EXERCISE:
To complete this task, print all the data below exactly but leave out the images.

INFORMATION GIVEN:
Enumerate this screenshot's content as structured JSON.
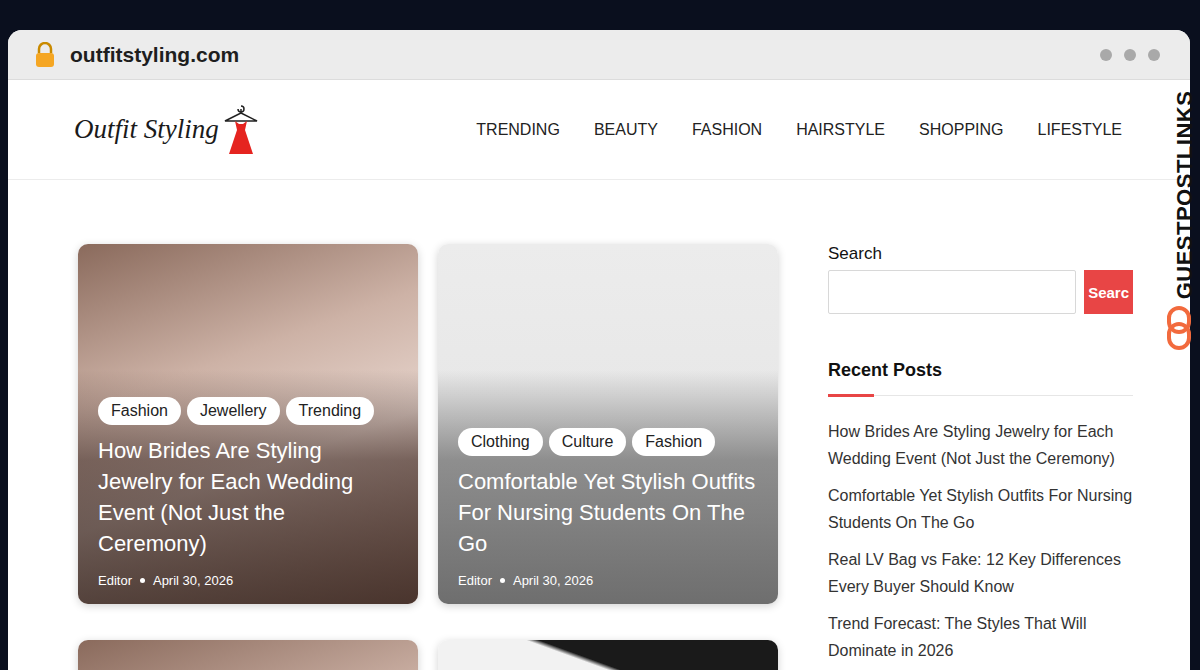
{
  "browser": {
    "url": "outfitstyling.com",
    "secure": true
  },
  "watermark": {
    "text": "GUESTPOSTLINKS"
  },
  "site": {
    "logo": "Outfit Styling",
    "nav": [
      {
        "label": "TRENDING"
      },
      {
        "label": "BEAUTY"
      },
      {
        "label": "FASHION"
      },
      {
        "label": "HAIRSTYLE"
      },
      {
        "label": "SHOPPING"
      },
      {
        "label": "LIFESTYLE"
      }
    ]
  },
  "cards": [
    {
      "tags": [
        "Fashion",
        "Jewellery",
        "Trending"
      ],
      "title": "How Brides Are Styling Jewelry for Each Wedding Event (Not Just the Ceremony)",
      "author": "Editor",
      "date": "April 30, 2026",
      "kind": "photo"
    },
    {
      "tags": [
        "Clothing",
        "Culture",
        "Fashion"
      ],
      "title": "Comfortable Yet Stylish Outfits For Nursing Students On The Go",
      "author": "Editor",
      "date": "April 30, 2026",
      "kind": "illustration"
    }
  ],
  "lower_cards": [
    {
      "kind": "photo"
    },
    {
      "kind": "graphic"
    }
  ],
  "sidebar": {
    "search_label": "Search",
    "search_button": "Searc",
    "recent_title": "Recent Posts",
    "recent": [
      "How Brides Are Styling Jewelry for Each Wedding Event (Not Just the Ceremony)",
      "Comfortable Yet Stylish Outfits For Nursing Students On The Go",
      "Real LV Bag vs Fake: 12 Key Differences Every Buyer Should Know",
      "Trend Forecast: The Styles That Will Dominate in 2026"
    ]
  }
}
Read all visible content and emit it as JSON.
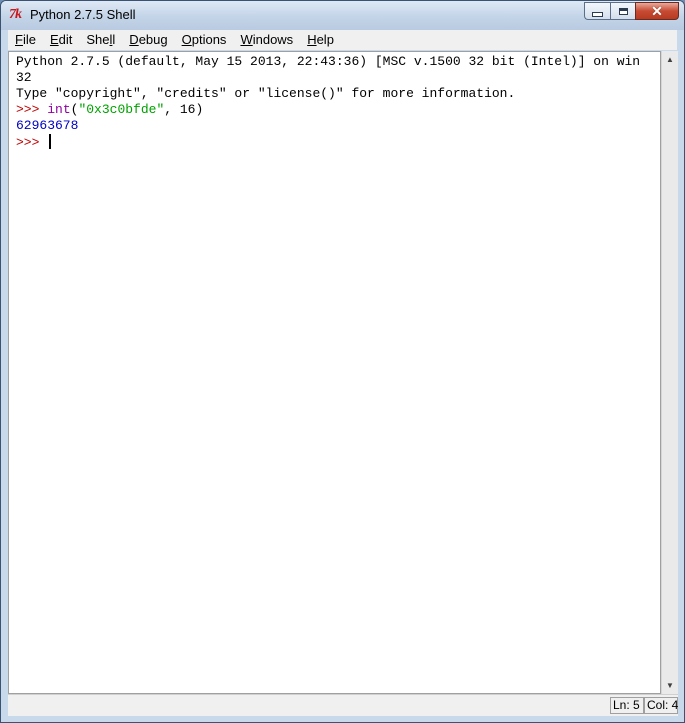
{
  "window": {
    "title": "Python 2.7.5 Shell",
    "app_icon_text": "7k"
  },
  "menubar": {
    "items": [
      {
        "ul": "F",
        "rest": "ile"
      },
      {
        "ul": "E",
        "rest": "dit"
      },
      {
        "pre": "She",
        "ul": "l",
        "rest": "l"
      },
      {
        "ul": "D",
        "rest": "ebug"
      },
      {
        "ul": "O",
        "rest": "ptions"
      },
      {
        "ul": "W",
        "rest": "indows"
      },
      {
        "ul": "H",
        "rest": "elp"
      }
    ]
  },
  "shell": {
    "banner_line1": "Python 2.7.5 (default, May 15 2013, 22:43:36) [MSC v.1500 32 bit (Intel)] on win",
    "banner_line2": "32",
    "banner_line3": "Type \"copyright\", \"credits\" or \"license()\" for more information.",
    "prompt": ">>> ",
    "input_builtin": "int",
    "input_paren_open": "(",
    "input_string": "\"0x3c0bfde\"",
    "input_rest": ", 16)",
    "output": "62963678",
    "prompt2": ">>> "
  },
  "statusbar": {
    "ln": "Ln: 5",
    "col": "Col: 4"
  },
  "colors": {
    "prompt": "#c00000",
    "builtin": "#9000a0",
    "string": "#00a000",
    "output": "#0000c0"
  }
}
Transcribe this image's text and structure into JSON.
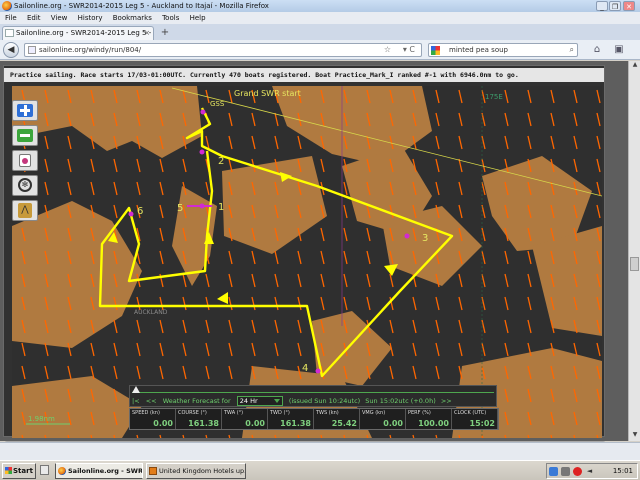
{
  "window": {
    "title": "Sailonline.org - SWR2014-2015 Leg 5 - Auckland to Itajaí - Mozilla Firefox",
    "btn_minimize": "_",
    "btn_restore": "❐",
    "btn_close": "✕"
  },
  "menu": [
    "File",
    "Edit",
    "View",
    "History",
    "Bookmarks",
    "Tools",
    "Help"
  ],
  "tab": {
    "label": "Sailonline.org - SWR2014-2015 Leg 5 - Auckl...",
    "close": "×",
    "new_tab": "+"
  },
  "nav": {
    "back": "◀",
    "forward": "▶",
    "url": "sailonline.org/windy/run/804/",
    "url_star": "☆",
    "url_reload": "▾ C",
    "search_value": "minted pea soup",
    "search_go": "⌕",
    "home": "⌂",
    "addon": "▣"
  },
  "game": {
    "info": "Practice sailing. Race starts 17/03-01:00UTC. Currently 470 boats registered. Boat Practice_Mark_I ranked #-1 with 6946.0nm to go.",
    "map_labels": {
      "start": "Grand SWR start",
      "meridian": "175E",
      "auckland": "AUCKLAND",
      "waypoints": [
        "1",
        "2",
        "3",
        "4",
        "5",
        "6"
      ],
      "start_mark": "GSS"
    },
    "scale": "1.98nm",
    "tools": [
      "zoom-in",
      "zoom-out",
      "center-boat",
      "helm",
      "routing"
    ],
    "forecast": {
      "first": "|<",
      "prev": "<<",
      "label": "Weather Forecast for",
      "value": "24 Hr",
      "issued": "(issued Sun 10:24utc)",
      "valid": "Sun 15:02utc",
      "offset": "(+0.0h)",
      "next": ">>"
    },
    "instruments": [
      {
        "label": "SPEED (kn)",
        "value": "0.00"
      },
      {
        "label": "COURSE (°)",
        "value": "161.38"
      },
      {
        "label": "TWA (°)",
        "value": "0.00"
      },
      {
        "label": "TWD (°)",
        "value": "161.38"
      },
      {
        "label": "TWS (kn)",
        "value": "25.42"
      },
      {
        "label": "VMG (kn)",
        "value": "0.00"
      },
      {
        "label": "PERF (%)",
        "value": "100.00"
      },
      {
        "label": "CLOCK (UTC)",
        "value": "15:02"
      }
    ]
  },
  "taskbar": {
    "start": "Start",
    "tasks": [
      "Sailonline.org - SWR20...",
      "United Kingdom Hotels up..."
    ],
    "tray_icons": [
      "shield-icon",
      "network-icon",
      "security-icon",
      "volume-icon"
    ],
    "clock": "15:01"
  },
  "colors": {
    "land": "#b07a40",
    "sea": "#2f2f2f",
    "route": "#ffff00",
    "wind_arrow": "#ff6600",
    "marker": "#d22ad2"
  }
}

FINISHED TASK:
Enumerate this screenshot's content as structured JSON.
{
  "browser": {
    "url": "outfitstyling.com",
    "secure": true
  },
  "watermark": {
    "text": "GUESTPOSTLINKS"
  },
  "site": {
    "logo": "Outfit Styling",
    "nav": [
      {
        "label": "TRENDING"
      },
      {
        "label": "BEAUTY"
      },
      {
        "label": "FASHION"
      },
      {
        "label": "HAIRSTYLE"
      },
      {
        "label": "SHOPPING"
      },
      {
        "label": "LIFESTYLE"
      }
    ]
  },
  "cards": [
    {
      "tags": [
        "Fashion",
        "Jewellery",
        "Trending"
      ],
      "title": "How Brides Are Styling Jewelry for Each Wedding Event (Not Just the Ceremony)",
      "author": "Editor",
      "date": "April 30, 2026",
      "kind": "photo"
    },
    {
      "tags": [
        "Clothing",
        "Culture",
        "Fashion"
      ],
      "title": "Comfortable Yet Stylish Outfits For Nursing Students On The Go",
      "author": "Editor",
      "date": "April 30, 2026",
      "kind": "illustration"
    }
  ],
  "lower_cards": [
    {
      "kind": "photo"
    },
    {
      "kind": "graphic"
    }
  ],
  "sidebar": {
    "search_label": "Search",
    "search_button": "Searc",
    "recent_title": "Recent Posts",
    "recent": [
      "How Brides Are Styling Jewelry for Each Wedding Event (Not Just the Ceremony)",
      "Comfortable Yet Stylish Outfits For Nursing Students On The Go",
      "Real LV Bag vs Fake: 12 Key Differences Every Buyer Should Know",
      "Trend Forecast: The Styles That Will Dominate in 2026"
    ]
  }
}
Read all visible content and emit it as JSON.
{
  "window": {
    "title": "Python 2.7.5 Shell",
    "app_icon_text": "7k"
  },
  "menubar": {
    "items": [
      {
        "ul": "F",
        "rest": "ile"
      },
      {
        "ul": "E",
        "rest": "dit"
      },
      {
        "pre": "She",
        "ul": "l",
        "rest": "l"
      },
      {
        "ul": "D",
        "rest": "ebug"
      },
      {
        "ul": "O",
        "rest": "ptions"
      },
      {
        "ul": "W",
        "rest": "indows"
      },
      {
        "ul": "H",
        "rest": "elp"
      }
    ]
  },
  "shell": {
    "banner_line1": "Python 2.7.5 (default, May 15 2013, 22:43:36) [MSC v.1500 32 bit (Intel)] on win",
    "banner_line2": "32",
    "banner_line3": "Type \"copyright\", \"credits\" or \"license()\" for more information.",
    "prompt": ">>> ",
    "input_builtin": "int",
    "input_paren_open": "(",
    "input_string": "\"0x3c0bfde\"",
    "input_rest": ", 16)",
    "output": "62963678",
    "prompt2": ">>> "
  },
  "statusbar": {
    "ln": "Ln: 5",
    "col": "Col: 4"
  },
  "colors": {
    "prompt": "#c00000",
    "builtin": "#9000a0",
    "string": "#00a000",
    "output": "#0000c0"
  }
}
Transcribe this image's text and structure into JSON.
{
  "window": {
    "title": "Sailonline.org - SWR2014-2015 Leg 5 - Auckland to Itajaí - Mozilla Firefox",
    "btn_minimize": "_",
    "btn_restore": "❐",
    "btn_close": "✕"
  },
  "menu": [
    "File",
    "Edit",
    "View",
    "History",
    "Bookmarks",
    "Tools",
    "Help"
  ],
  "tab": {
    "label": "Sailonline.org - SWR2014-2015 Leg 5 - Auckl...",
    "close": "×",
    "new_tab": "+"
  },
  "nav": {
    "back": "◀",
    "forward": "▶",
    "url": "sailonline.org/windy/run/804/",
    "url_star": "☆",
    "url_reload": "▾ C",
    "search_value": "minted pea soup",
    "search_go": "⌕",
    "home": "⌂",
    "addon": "▣"
  },
  "game": {
    "info": "Practice sailing. Race starts 17/03-01:00UTC. Currently 470 boats registered. Boat Practice_Mark_I ranked #-1 with 6946.0nm to go.",
    "map_labels": {
      "start": "Grand SWR start",
      "meridian": "175E",
      "auckland": "AUCKLAND",
      "waypoints": [
        "1",
        "2",
        "3",
        "4",
        "5",
        "6"
      ],
      "start_mark": "GSS"
    },
    "scale": "1.98nm",
    "tools": [
      "zoom-in",
      "zoom-out",
      "center-boat",
      "helm",
      "routing"
    ],
    "forecast": {
      "first": "|<",
      "prev": "<<",
      "label": "Weather Forecast for",
      "value": "24 Hr",
      "issued": "(issued Sun 10:24utc)",
      "valid": "Sun 15:02utc",
      "offset": "(+0.0h)",
      "next": ">>"
    },
    "instruments": [
      {
        "label": "SPEED (kn)",
        "value": "0.00"
      },
      {
        "label": "COURSE (°)",
        "value": "161.38"
      },
      {
        "label": "TWA (°)",
        "value": "0.00"
      },
      {
        "label": "TWD (°)",
        "value": "161.38"
      },
      {
        "label": "TWS (kn)",
        "value": "25.42"
      },
      {
        "label": "VMG (kn)",
        "value": "0.00"
      },
      {
        "label": "PERF (%)",
        "value": "100.00"
      },
      {
        "label": "CLOCK (UTC)",
        "value": "15:02"
      }
    ]
  },
  "taskbar": {
    "start": "Start",
    "tasks": [
      "Sailonline.org - SWR20...",
      "United Kingdom Hotels up..."
    ],
    "tray_icons": [
      "shield-icon",
      "network-icon",
      "security-icon",
      "volume-icon"
    ],
    "clock": "15:01"
  },
  "colors": {
    "land": "#b07a40",
    "sea": "#2f2f2f",
    "route": "#ffff00",
    "wind_arrow": "#ff6600",
    "marker": "#d22ad2"
  }
}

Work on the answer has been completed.